___ DATA SECTION

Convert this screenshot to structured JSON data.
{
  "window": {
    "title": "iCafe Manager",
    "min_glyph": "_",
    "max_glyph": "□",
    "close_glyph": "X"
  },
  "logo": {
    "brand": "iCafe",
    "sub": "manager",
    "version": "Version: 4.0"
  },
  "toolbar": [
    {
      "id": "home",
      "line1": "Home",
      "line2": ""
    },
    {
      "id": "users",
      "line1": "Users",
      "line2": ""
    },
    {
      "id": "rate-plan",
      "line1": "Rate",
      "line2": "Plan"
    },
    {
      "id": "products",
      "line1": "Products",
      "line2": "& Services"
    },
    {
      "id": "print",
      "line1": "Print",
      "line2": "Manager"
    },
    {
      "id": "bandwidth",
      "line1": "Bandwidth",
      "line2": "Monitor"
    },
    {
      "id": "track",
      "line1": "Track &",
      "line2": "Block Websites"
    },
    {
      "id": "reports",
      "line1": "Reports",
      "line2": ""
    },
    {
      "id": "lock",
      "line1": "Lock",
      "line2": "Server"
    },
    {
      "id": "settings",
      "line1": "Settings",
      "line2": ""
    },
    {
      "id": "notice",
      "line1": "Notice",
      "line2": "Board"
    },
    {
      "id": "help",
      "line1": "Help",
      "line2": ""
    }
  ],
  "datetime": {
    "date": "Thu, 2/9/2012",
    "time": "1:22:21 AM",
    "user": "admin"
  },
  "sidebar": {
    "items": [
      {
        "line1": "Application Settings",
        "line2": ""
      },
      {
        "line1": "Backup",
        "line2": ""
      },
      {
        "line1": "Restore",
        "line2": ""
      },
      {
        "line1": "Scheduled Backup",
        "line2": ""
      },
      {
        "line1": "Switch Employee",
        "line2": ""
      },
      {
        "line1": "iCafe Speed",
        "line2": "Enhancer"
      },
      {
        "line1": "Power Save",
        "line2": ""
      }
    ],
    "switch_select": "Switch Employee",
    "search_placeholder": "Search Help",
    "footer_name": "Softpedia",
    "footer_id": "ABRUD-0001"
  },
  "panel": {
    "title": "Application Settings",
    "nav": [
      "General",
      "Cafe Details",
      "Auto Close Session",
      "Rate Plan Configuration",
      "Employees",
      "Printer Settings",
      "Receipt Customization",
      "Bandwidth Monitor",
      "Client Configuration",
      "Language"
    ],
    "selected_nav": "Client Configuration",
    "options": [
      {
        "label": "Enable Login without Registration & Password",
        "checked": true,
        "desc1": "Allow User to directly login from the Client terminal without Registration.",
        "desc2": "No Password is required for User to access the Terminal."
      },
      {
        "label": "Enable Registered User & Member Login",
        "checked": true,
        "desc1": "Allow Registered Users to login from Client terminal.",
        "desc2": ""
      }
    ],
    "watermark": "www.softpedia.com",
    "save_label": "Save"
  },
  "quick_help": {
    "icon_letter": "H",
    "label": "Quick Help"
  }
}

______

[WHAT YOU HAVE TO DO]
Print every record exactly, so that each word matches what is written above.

[ANSWER]
Convert this screenshot to structured JSON data.
{
  "window": {
    "title": "iCafe Manager",
    "min_glyph": "_",
    "max_glyph": "□",
    "close_glyph": "X"
  },
  "logo": {
    "brand": "iCafe",
    "sub": "manager",
    "version": "Version: 4.0"
  },
  "toolbar": [
    {
      "id": "home",
      "line1": "Home",
      "line2": ""
    },
    {
      "id": "users",
      "line1": "Users",
      "line2": ""
    },
    {
      "id": "rate-plan",
      "line1": "Rate",
      "line2": "Plan"
    },
    {
      "id": "products",
      "line1": "Products",
      "line2": "& Services"
    },
    {
      "id": "print",
      "line1": "Print",
      "line2": "Manager"
    },
    {
      "id": "bandwidth",
      "line1": "Bandwidth",
      "line2": "Monitor"
    },
    {
      "id": "track",
      "line1": "Track &",
      "line2": "Block Websites"
    },
    {
      "id": "reports",
      "line1": "Reports",
      "line2": ""
    },
    {
      "id": "lock",
      "line1": "Lock",
      "line2": "Server"
    },
    {
      "id": "settings",
      "line1": "Settings",
      "line2": ""
    },
    {
      "id": "notice",
      "line1": "Notice",
      "line2": "Board"
    },
    {
      "id": "help",
      "line1": "Help",
      "line2": ""
    }
  ],
  "datetime": {
    "date": "Thu, 2/9/2012",
    "time": "1:22:21 AM",
    "user": "admin"
  },
  "sidebar": {
    "items": [
      {
        "line1": "Application Settings",
        "line2": ""
      },
      {
        "line1": "Backup",
        "line2": ""
      },
      {
        "line1": "Restore",
        "line2": ""
      },
      {
        "line1": "Scheduled Backup",
        "line2": ""
      },
      {
        "line1": "Switch Employee",
        "line2": ""
      },
      {
        "line1": "iCafe Speed",
        "line2": "Enhancer"
      },
      {
        "line1": "Power Save",
        "line2": ""
      }
    ],
    "switch_select": "Switch Employee",
    "search_placeholder": "Search Help",
    "footer_name": "Softpedia",
    "footer_id": "ABRUD-0001"
  },
  "panel": {
    "title": "Application Settings",
    "nav": [
      "General",
      "Cafe Details",
      "Auto Close Session",
      "Rate Plan Configuration",
      "Employees",
      "Printer Settings",
      "Receipt Customization",
      "Bandwidth Monitor",
      "Client Configuration",
      "Language"
    ],
    "selected_nav": "Client Configuration",
    "options": [
      {
        "label": "Enable Login without Registration & Password",
        "checked": true,
        "desc1": "Allow User to directly login from the Client terminal without Registration.",
        "desc2": "No Password is required for User to access the Terminal."
      },
      {
        "label": "Enable Registered User & Member Login",
        "checked": true,
        "desc1": "Allow Registered Users to login from Client terminal.",
        "desc2": ""
      }
    ],
    "watermark": "www.softpedia.com",
    "save_label": "Save"
  },
  "quick_help": {
    "icon_letter": "H",
    "label": "Quick Help"
  }
}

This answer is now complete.